### Task details
Pull every line from the records that has the word "TANGGAL" in it.

**** Given records

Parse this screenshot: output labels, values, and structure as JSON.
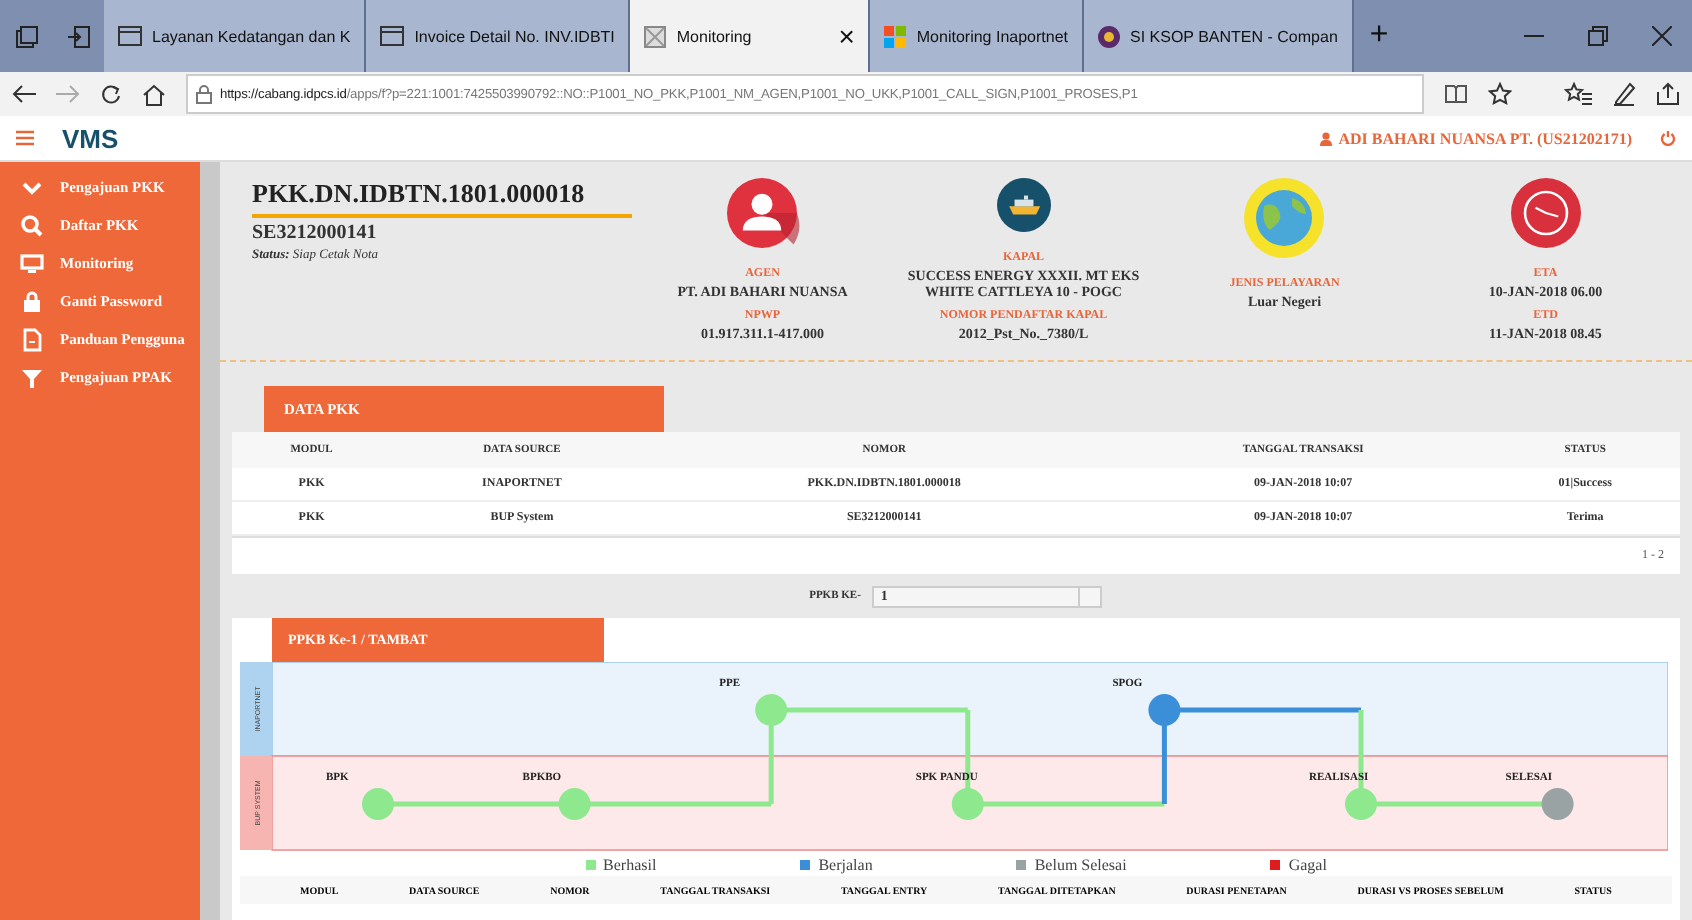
{
  "browser": {
    "tabs": [
      {
        "label": "Layanan Kedatangan dan K",
        "kind": "page",
        "selected": false
      },
      {
        "label": "Invoice Detail No. INV.IDBTI",
        "kind": "page",
        "selected": false
      },
      {
        "label": "Monitoring",
        "kind": "blank",
        "selected": true,
        "close": "×"
      },
      {
        "label": "Monitoring Inaportnet",
        "kind": "tiles",
        "selected": false
      },
      {
        "label": "SI KSOP BANTEN - Compan",
        "kind": "emblem",
        "selected": false
      }
    ],
    "new_tab": "+",
    "url_host": "https://cabang.idpcs.id",
    "url_rest": "/apps/f?p=221:1001:7425503990792::NO::P1001_NO_PKK,P1001_NM_AGEN,P1001_NO_UKK,P1001_CALL_SIGN,P1001_PROSES,P1"
  },
  "header": {
    "brand": "VMS",
    "user": "ADI BAHARI NUANSA PT. (US21202171)"
  },
  "sidebar": {
    "items": [
      {
        "label": "Pengajuan PKK",
        "kind": "chevron"
      },
      {
        "label": "Daftar PKK",
        "kind": "search"
      },
      {
        "label": "Monitoring",
        "kind": "monitor"
      },
      {
        "label": "Ganti Password",
        "kind": "lock"
      },
      {
        "label": "Panduan Pengguna",
        "kind": "file"
      },
      {
        "label": "Pengajuan PPAK",
        "kind": "filter"
      }
    ]
  },
  "summary": {
    "title": "PKK.DN.IDBTN.1801.000018",
    "subtitle": "SE3212000141",
    "status_label": "Status:",
    "status_value": "Siap Cetak Nota",
    "items": [
      {
        "kind": "agent",
        "fields": [
          {
            "label": "AGEN",
            "value": "PT. ADI BAHARI NUANSA"
          },
          {
            "label": "NPWP",
            "value": "01.917.311.1-417.000"
          }
        ]
      },
      {
        "kind": "ship",
        "fields": [
          {
            "label": "KAPAL",
            "value": "SUCCESS ENERGY XXXII. MT EKS WHITE CATTLEYA 10 - POGC"
          },
          {
            "label": "NOMOR PENDAFTAR KAPAL",
            "value": "2012_Pst_No._7380/L"
          }
        ]
      },
      {
        "kind": "globe",
        "fields": [
          {
            "label": "JENIS PELAYARAN",
            "value": "Luar Negeri"
          }
        ]
      },
      {
        "kind": "clock",
        "fields": [
          {
            "label": "ETA",
            "value": "10-JAN-2018 06.00"
          },
          {
            "label": "ETD",
            "value": "11-JAN-2018 08.45"
          }
        ]
      }
    ]
  },
  "data_pkk": {
    "title": "DATA PKK",
    "columns": [
      "MODUL",
      "DATA SOURCE",
      "NOMOR",
      "TANGGAL TRANSAKSI",
      "STATUS"
    ],
    "rows": [
      [
        "PKK",
        "INAPORTNET",
        "PKK.DN.IDBTN.1801.000018",
        "09-JAN-2018 10:07",
        "01|Success"
      ],
      [
        "PKK",
        "BUP System",
        "SE3212000141",
        "09-JAN-2018 10:07",
        "Terima"
      ]
    ],
    "pagination": "1 - 2"
  },
  "ppkb_select": {
    "label": "PPKB KE-",
    "value": "1"
  },
  "flow": {
    "title": "PPKB Ke-1 / TAMBAT",
    "lanes": [
      "INAPORTNET",
      "BUP SYSTEM"
    ],
    "nodes": [
      {
        "label": "BPK",
        "kind": "lower",
        "color": "#8ee88e"
      },
      {
        "label": "BPKBO",
        "kind": "lower",
        "color": "#8ee88e"
      },
      {
        "label": "PPE",
        "kind": "upper",
        "color": "#8ee88e"
      },
      {
        "label": "SPK PANDU",
        "kind": "lower",
        "color": "#8ee88e"
      },
      {
        "label": "SPOG",
        "kind": "upper",
        "color": "#3b8fd9"
      },
      {
        "label": "REALISASI",
        "kind": "lower",
        "color": "#8ee88e"
      },
      {
        "label": "SELESAI",
        "kind": "lower",
        "color": "#9aa3a3"
      }
    ],
    "legend": [
      {
        "label": "Berhasil",
        "color": "#8ee88e"
      },
      {
        "label": "Berjalan",
        "color": "#3b8fd9"
      },
      {
        "label": "Belum Selesai",
        "color": "#9aa3a3"
      },
      {
        "label": "Gagal",
        "color": "#e01b1b"
      }
    ],
    "columns": [
      "MODUL",
      "DATA SOURCE",
      "NOMOR",
      "TANGGAL TRANSAKSI",
      "TANGGAL ENTRY",
      "TANGGAL DITETAPKAN",
      "DURASI PENETAPAN",
      "DURASI VS PROSES SEBELUM",
      "STATUS"
    ]
  }
}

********

### Written response
      "TANGGAL TRANSAKSI",
      "TANGGAL TRANSAKSI",
      "TANGGAL ENTRY",
      "TANGGAL DITETAPKAN",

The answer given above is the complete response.